> Directions: In the records below, some lines contain the word "CameraRigs". Copy each of them.

> Records to use:
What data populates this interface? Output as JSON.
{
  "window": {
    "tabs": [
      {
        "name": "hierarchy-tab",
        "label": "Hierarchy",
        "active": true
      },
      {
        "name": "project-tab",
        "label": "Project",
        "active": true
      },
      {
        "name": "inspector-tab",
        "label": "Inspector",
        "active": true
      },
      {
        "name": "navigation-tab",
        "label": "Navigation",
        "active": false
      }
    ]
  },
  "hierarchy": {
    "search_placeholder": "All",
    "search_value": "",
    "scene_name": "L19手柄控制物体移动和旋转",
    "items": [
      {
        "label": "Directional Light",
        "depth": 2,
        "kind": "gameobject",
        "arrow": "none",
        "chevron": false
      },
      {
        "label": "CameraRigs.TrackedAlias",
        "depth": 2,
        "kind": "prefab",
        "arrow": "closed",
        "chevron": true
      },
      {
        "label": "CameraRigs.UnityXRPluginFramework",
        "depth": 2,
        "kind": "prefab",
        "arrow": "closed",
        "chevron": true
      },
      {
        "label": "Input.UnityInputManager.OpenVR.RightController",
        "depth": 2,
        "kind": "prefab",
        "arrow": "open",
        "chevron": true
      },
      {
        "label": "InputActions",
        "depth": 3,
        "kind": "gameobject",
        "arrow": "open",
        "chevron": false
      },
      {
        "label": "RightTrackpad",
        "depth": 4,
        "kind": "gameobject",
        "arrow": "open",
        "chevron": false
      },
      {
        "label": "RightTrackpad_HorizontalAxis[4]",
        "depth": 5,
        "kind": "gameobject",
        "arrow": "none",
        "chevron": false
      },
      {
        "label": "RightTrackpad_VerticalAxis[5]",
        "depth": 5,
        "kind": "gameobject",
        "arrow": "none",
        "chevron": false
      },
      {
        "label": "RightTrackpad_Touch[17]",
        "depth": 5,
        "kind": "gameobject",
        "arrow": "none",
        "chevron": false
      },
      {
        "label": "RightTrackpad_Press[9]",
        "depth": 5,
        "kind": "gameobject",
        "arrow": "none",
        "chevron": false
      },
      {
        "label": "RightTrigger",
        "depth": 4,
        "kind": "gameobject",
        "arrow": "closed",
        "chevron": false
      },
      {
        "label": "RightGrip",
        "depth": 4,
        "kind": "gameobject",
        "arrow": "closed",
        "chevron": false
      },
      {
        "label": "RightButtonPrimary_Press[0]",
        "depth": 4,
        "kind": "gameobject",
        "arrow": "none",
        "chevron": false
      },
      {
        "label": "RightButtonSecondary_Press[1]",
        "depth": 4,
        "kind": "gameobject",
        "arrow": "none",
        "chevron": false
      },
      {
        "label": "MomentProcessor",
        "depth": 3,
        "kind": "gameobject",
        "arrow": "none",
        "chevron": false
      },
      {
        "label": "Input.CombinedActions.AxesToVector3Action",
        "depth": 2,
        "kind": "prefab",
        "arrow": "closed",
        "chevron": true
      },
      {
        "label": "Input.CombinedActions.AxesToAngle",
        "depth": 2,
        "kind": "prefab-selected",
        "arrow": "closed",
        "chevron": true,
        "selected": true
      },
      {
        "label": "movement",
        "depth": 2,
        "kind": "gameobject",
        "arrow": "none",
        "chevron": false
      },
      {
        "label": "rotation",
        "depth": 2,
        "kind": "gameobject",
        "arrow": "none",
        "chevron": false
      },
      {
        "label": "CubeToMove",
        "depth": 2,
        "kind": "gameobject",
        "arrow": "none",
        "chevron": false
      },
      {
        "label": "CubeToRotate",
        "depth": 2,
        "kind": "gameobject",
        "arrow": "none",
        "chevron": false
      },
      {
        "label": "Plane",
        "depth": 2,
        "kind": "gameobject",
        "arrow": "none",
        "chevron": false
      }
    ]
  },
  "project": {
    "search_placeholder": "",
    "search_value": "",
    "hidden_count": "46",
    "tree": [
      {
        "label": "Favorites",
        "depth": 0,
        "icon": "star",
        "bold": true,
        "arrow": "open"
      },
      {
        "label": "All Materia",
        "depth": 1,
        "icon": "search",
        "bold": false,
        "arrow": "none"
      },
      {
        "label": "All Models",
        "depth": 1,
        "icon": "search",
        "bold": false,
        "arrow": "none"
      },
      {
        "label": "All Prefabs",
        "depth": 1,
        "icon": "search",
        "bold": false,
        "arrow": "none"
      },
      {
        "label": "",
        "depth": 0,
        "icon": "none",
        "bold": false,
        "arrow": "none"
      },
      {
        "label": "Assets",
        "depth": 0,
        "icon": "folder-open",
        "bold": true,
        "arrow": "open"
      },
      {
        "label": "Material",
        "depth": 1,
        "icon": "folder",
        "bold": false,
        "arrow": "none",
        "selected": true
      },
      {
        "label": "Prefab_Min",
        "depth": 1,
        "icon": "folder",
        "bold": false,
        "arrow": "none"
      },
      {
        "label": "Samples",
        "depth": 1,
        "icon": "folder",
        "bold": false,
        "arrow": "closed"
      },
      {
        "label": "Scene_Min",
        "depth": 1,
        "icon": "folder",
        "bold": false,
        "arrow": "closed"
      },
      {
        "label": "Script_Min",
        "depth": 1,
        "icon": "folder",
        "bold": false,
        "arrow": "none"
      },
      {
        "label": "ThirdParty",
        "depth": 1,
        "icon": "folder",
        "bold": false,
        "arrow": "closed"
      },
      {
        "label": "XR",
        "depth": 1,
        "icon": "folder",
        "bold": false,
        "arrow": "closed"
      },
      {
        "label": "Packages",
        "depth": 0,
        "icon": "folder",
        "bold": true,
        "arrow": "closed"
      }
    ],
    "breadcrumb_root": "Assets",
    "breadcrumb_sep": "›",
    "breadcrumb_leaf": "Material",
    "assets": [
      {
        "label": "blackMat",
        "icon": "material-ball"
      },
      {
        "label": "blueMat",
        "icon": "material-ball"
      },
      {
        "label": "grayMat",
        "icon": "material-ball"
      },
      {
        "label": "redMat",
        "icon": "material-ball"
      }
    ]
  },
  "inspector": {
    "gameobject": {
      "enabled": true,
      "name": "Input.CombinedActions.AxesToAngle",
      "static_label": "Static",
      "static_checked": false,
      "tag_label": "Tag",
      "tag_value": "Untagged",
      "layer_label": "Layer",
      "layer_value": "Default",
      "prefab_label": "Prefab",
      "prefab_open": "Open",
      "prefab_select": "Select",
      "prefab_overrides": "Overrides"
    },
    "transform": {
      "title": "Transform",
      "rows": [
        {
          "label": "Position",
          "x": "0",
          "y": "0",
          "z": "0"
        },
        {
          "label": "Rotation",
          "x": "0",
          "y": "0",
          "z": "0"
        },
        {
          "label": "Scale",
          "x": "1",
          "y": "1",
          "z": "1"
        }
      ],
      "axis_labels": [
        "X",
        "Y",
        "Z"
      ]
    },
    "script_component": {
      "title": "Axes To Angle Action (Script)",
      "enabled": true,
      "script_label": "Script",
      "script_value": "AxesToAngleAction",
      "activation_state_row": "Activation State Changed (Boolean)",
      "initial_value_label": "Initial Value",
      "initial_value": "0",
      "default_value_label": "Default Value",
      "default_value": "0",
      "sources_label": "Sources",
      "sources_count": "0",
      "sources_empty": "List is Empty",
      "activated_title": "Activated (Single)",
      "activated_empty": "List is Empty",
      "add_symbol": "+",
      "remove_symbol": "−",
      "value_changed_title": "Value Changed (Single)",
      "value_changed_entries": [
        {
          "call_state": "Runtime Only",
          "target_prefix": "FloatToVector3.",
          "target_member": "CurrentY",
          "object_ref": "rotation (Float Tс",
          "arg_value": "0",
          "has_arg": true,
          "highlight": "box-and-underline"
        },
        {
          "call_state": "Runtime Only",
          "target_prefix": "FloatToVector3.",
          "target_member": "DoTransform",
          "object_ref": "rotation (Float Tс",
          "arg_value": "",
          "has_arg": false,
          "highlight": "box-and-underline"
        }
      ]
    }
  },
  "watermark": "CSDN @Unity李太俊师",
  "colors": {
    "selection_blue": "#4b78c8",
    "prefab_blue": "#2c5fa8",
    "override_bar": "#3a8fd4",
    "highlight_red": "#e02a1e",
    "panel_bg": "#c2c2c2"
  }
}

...

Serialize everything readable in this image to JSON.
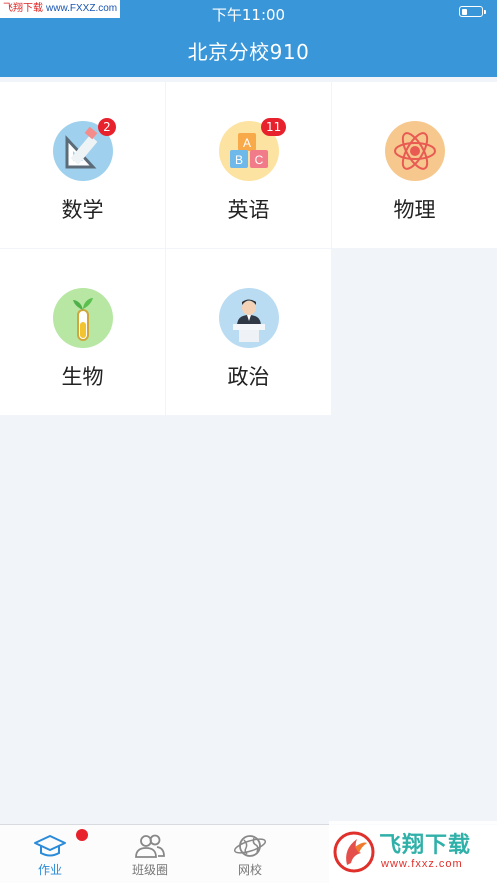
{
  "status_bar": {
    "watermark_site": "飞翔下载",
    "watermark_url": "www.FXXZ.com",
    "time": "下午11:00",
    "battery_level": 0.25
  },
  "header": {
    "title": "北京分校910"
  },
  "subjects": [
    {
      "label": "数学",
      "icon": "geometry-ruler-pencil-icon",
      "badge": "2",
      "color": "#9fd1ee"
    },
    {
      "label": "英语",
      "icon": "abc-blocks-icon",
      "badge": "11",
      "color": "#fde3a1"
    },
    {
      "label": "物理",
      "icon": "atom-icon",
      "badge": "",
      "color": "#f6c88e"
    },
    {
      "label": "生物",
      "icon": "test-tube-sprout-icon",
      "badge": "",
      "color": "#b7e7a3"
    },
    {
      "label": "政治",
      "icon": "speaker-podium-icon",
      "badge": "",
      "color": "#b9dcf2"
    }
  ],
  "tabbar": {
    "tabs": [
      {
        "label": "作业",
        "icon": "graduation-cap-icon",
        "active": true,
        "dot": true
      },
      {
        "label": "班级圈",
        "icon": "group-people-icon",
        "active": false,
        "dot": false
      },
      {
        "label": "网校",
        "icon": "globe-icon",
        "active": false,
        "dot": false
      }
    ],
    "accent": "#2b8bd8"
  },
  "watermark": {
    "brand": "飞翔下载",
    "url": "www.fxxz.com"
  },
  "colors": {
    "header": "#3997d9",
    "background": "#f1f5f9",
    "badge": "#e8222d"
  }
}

> Answer:
        "label": "CameraRigs.TrackedAlias",
        "label": "CameraRigs.UnityXRPluginFramework",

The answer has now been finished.